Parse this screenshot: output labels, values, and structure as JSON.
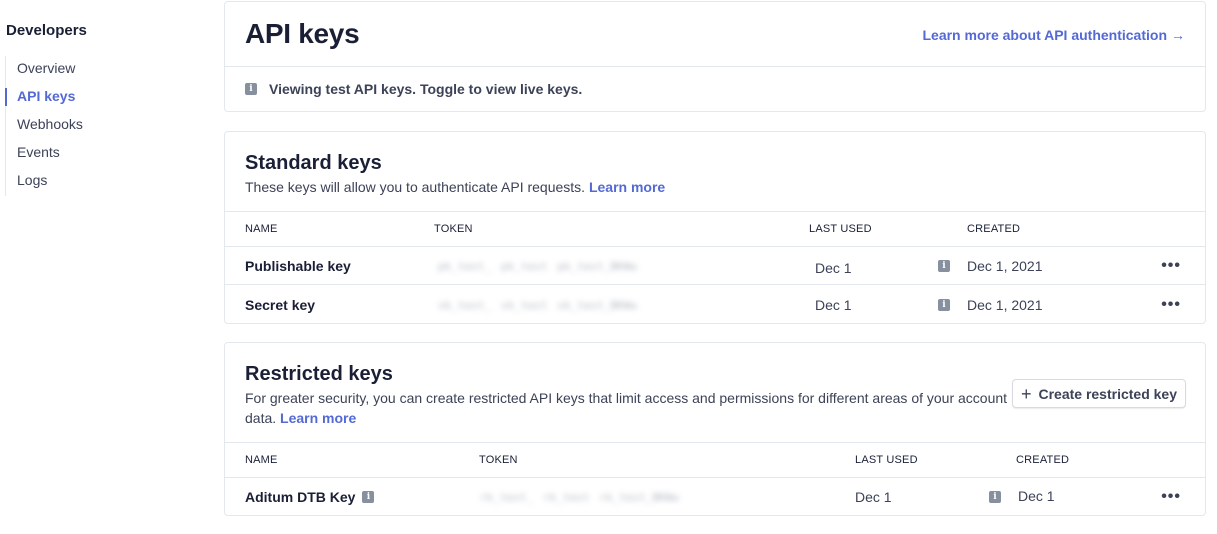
{
  "sidebar": {
    "title": "Developers",
    "items": [
      {
        "label": "Overview",
        "active": false
      },
      {
        "label": "API keys",
        "active": true
      },
      {
        "label": "Webhooks",
        "active": false
      },
      {
        "label": "Events",
        "active": false
      },
      {
        "label": "Logs",
        "active": false
      }
    ]
  },
  "header": {
    "title": "API keys",
    "learn_link": "Learn more about API authentication",
    "learn_arrow": "→",
    "notice": "Viewing test API keys. Toggle to view live keys."
  },
  "standard": {
    "title": "Standard keys",
    "description": "These keys will allow you to authenticate API requests.",
    "learn_more": "Learn more",
    "columns": {
      "name": "NAME",
      "token": "TOKEN",
      "last_used": "LAST USED",
      "created": "CREATED"
    },
    "rows": [
      {
        "name": "Publishable key",
        "token": [
          "pk_test_",
          "pk_test",
          "pk_test_BKWw"
        ],
        "last_used": "Dec 1",
        "created": "Dec  1, 2021"
      },
      {
        "name": "Secret key",
        "token": [
          "sk_test_",
          "sk_test",
          "sk_test_BKWw"
        ],
        "last_used": "Dec 1",
        "created": "Dec  1, 2021"
      }
    ]
  },
  "restricted": {
    "title": "Restricted keys",
    "description": "For greater security, you can create restricted API keys that limit access and permissions for different areas of your account data.",
    "learn_more": "Learn more",
    "create_button": "Create restricted key",
    "columns": {
      "name": "NAME",
      "token": "TOKEN",
      "last_used": "LAST USED",
      "created": "CREATED"
    },
    "rows": [
      {
        "name": "Aditum DTB Key",
        "token": [
          "rk_test_",
          "rk_test",
          "rk_test_BKWw"
        ],
        "last_used": "Dec 1",
        "created": "Dec 1"
      }
    ]
  },
  "icons": {
    "info": "info-icon",
    "more": "more-horizontal-icon",
    "plus": "plus-icon",
    "arrow": "arrow-right-icon"
  },
  "colors": {
    "accent": "#5469d4",
    "text": "#1a1f36",
    "muted": "#3c4257",
    "border": "#e3e8ee"
  }
}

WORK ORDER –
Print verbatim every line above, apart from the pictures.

TASK OUTPUT –
Parse this screenshot: output labels, values, and structure as JSON.
{
  "sidebar": {
    "title": "Developers",
    "items": [
      {
        "label": "Overview",
        "active": false
      },
      {
        "label": "API keys",
        "active": true
      },
      {
        "label": "Webhooks",
        "active": false
      },
      {
        "label": "Events",
        "active": false
      },
      {
        "label": "Logs",
        "active": false
      }
    ]
  },
  "header": {
    "title": "API keys",
    "learn_link": "Learn more about API authentication",
    "learn_arrow": "→",
    "notice": "Viewing test API keys. Toggle to view live keys."
  },
  "standard": {
    "title": "Standard keys",
    "description": "These keys will allow you to authenticate API requests.",
    "learn_more": "Learn more",
    "columns": {
      "name": "NAME",
      "token": "TOKEN",
      "last_used": "LAST USED",
      "created": "CREATED"
    },
    "rows": [
      {
        "name": "Publishable key",
        "token": [
          "pk_test_",
          "pk_test",
          "pk_test_BKWw"
        ],
        "last_used": "Dec 1",
        "created": "Dec  1, 2021"
      },
      {
        "name": "Secret key",
        "token": [
          "sk_test_",
          "sk_test",
          "sk_test_BKWw"
        ],
        "last_used": "Dec 1",
        "created": "Dec  1, 2021"
      }
    ]
  },
  "restricted": {
    "title": "Restricted keys",
    "description": "For greater security, you can create restricted API keys that limit access and permissions for different areas of your account data.",
    "learn_more": "Learn more",
    "create_button": "Create restricted key",
    "columns": {
      "name": "NAME",
      "token": "TOKEN",
      "last_used": "LAST USED",
      "created": "CREATED"
    },
    "rows": [
      {
        "name": "Aditum DTB Key",
        "token": [
          "rk_test_",
          "rk_test",
          "rk_test_BKWw"
        ],
        "last_used": "Dec 1",
        "created": "Dec 1"
      }
    ]
  },
  "icons": {
    "info": "info-icon",
    "more": "more-horizontal-icon",
    "plus": "plus-icon",
    "arrow": "arrow-right-icon"
  },
  "colors": {
    "accent": "#5469d4",
    "text": "#1a1f36",
    "muted": "#3c4257",
    "border": "#e3e8ee"
  }
}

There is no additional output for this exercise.